Subsequently, the bishop of Gerona obtained a copy of Nachmanides’ account of the disputation. Perhaps through his agency, proceedings were then instituted against Nachmanides in 1265 before the court of the Inquisition on the charge that he had blasphemed Jesus. James’ intention to sentence him to two years’ banishment and to condemn his work on the disputation to be burned, evidently did not satisfy the Dominicans. He thereupon ordered the case to be tried before him personally, intending to adjourn it until the fanaticism had abated.
The militant Christian religious mendicant orders acted as the instrument of the church in its war on Judaism. It was at the request of the friars that Pope Clement IV ordered the archbishop of Tarragona to collect all the Jewish books in the Kingdom of Aragon and surrender them to the Dominicans and Franciscans for examination; Paulus Christiani was recommended as a trustworthy and able assistant for this task.
The bull Turbato Corde, also issued by Clement, became the basis of the Inquisition policy for prosecuting suspected Judaizers (see papal bulls ), and may also be regarded as an outcome of the disputation. The inference drawn by Nachmanides is self-evident: he left Spain for Eretz Israel, arriving there in 1267.
Judeo-Christian polemics continued in Barcelona in the days of Adret, Nachmanides outstanding disciple. On the Christian side Martini and Ramon Lull participated in the debates that took place in a more private forum. The use of Jewish classical texts by Paulus in his confrontation with the foremost rabbinic authority in Spain was an innovation in Judeo-Christian polemics. The Barcelona Disputation was the first arena where Paulus Christiani was able to try out his new technique of missionizing and where Nachmanides provided Jewish counterarguments to the newly formulated Christian claims. While the Disputation may have been a great achievement for Paulus Christiani in his innovative use of rabbinic sources in Christian missionary efforts, for Nachmanides it represented an additional example of the wise and courageous leadership which he offered his people.

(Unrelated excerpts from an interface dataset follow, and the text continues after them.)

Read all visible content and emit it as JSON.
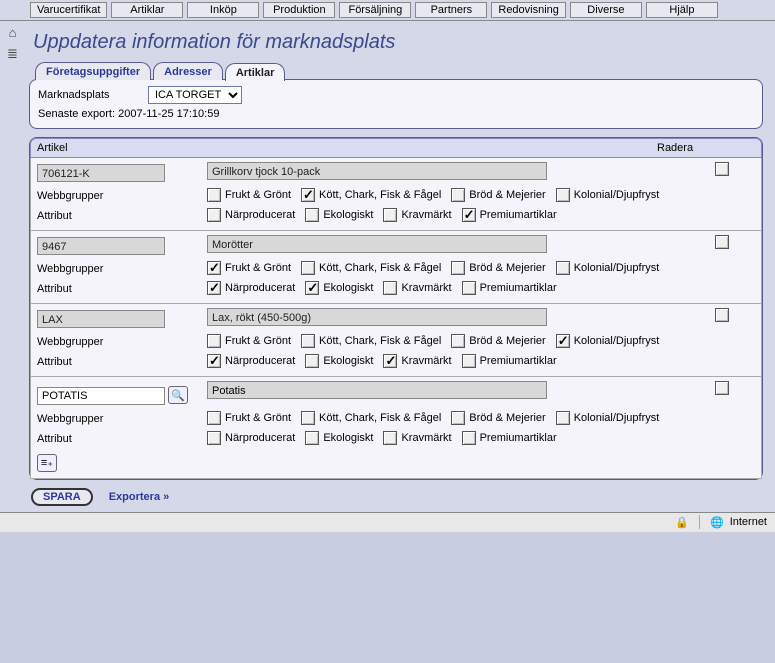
{
  "menu": [
    "Varucertifikat",
    "Artiklar",
    "Inköp",
    "Produktion",
    "Försäljning",
    "Partners",
    "Redovisning",
    "Diverse",
    "Hjälp"
  ],
  "page_title": "Uppdatera information för marknadsplats",
  "tabs": {
    "t0": "Företagsuppgifter",
    "t1": "Adresser",
    "t2": "Artiklar"
  },
  "mp": {
    "label": "Marknadsplats",
    "selected": "ICA TORGET",
    "export_line": "Senaste export: 2007-11-25 17:10:59"
  },
  "headers": {
    "artikel": "Artikel",
    "radera": "Radera"
  },
  "labels": {
    "webbgrupper": "Webbgrupper",
    "attribut": "Attribut"
  },
  "groups": {
    "g0": "Frukt & Grönt",
    "g1": "Kött, Chark, Fisk & Fågel",
    "g2": "Bröd & Mejerier",
    "g3": "Kolonial/Djupfryst"
  },
  "attrs": {
    "a0": "Närproducerat",
    "a1": "Ekologiskt",
    "a2": "Kravmärkt",
    "a3": "Premiumartiklar"
  },
  "rows": {
    "r0": {
      "code": "706121-K",
      "desc": "Grillkorv tjock 10-pack"
    },
    "r1": {
      "code": "9467",
      "desc": "Morötter"
    },
    "r2": {
      "code": "LAX",
      "desc": "Lax, rökt (450-500g)"
    },
    "r3": {
      "code": "POTATIS",
      "desc": "Potatis"
    }
  },
  "footer": {
    "save": "SPARA",
    "export": "Exportera »"
  },
  "status": {
    "zone": "Internet"
  }
}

Meanwhile, the Dominican Raymond Martini was prompted by the disputation to devise a better method of providing Christological interpretations to the aggadah. In 1280, Martini concluded his book Pugio Fidei (Paris, 1651) and, henceforward, it was used indiscriminately by every Christian controversialist wishing to invalidate Judaism.
Baer, Spain, 1 (1961), 150–62; idem, in: Tarbiz, 2 (1930/31), 172–87; C. Roth, Gleanings (1967), 34–61; M.A. Cohen, in: HUCA, 35 (1964), 157–92; Ben-Sasson, in: Molad, 1 (1967), 363–5. ADD. BIBLIOGRAPHY: J. Forment, in: Escritos del Vedat, 7 (1977), 155–75; H. Grossinger, in: Kairos n.F., 19 (1977), 257–85; 20 (1978), 1–15, 161–81; M. Orfali, in: Sefarad, 39 (1979), 111–20; R. Chazan, in Speculum, 52 (1977), 824–42; idem, in HUCA 51 (1980), 89–110; idem, in: HUCA, 61 (1990), 185–201; idem, Barcelona and Beyond, (1992); H. Maccoby, Judaism on Trial (1982), incl. text of the Disputation; H-G von Mutius, Die christlich-jüdische Zwangsdisputation zu Barcelona (1982); J. Riera I Sans and E. Feliu (eds.), Disputa de Barcelona de 1263 (1985); S. Schreiner, in: Judaica, 42 (1986), 141–57; M. Fox, in: JJS, 40 (1989), 95–109.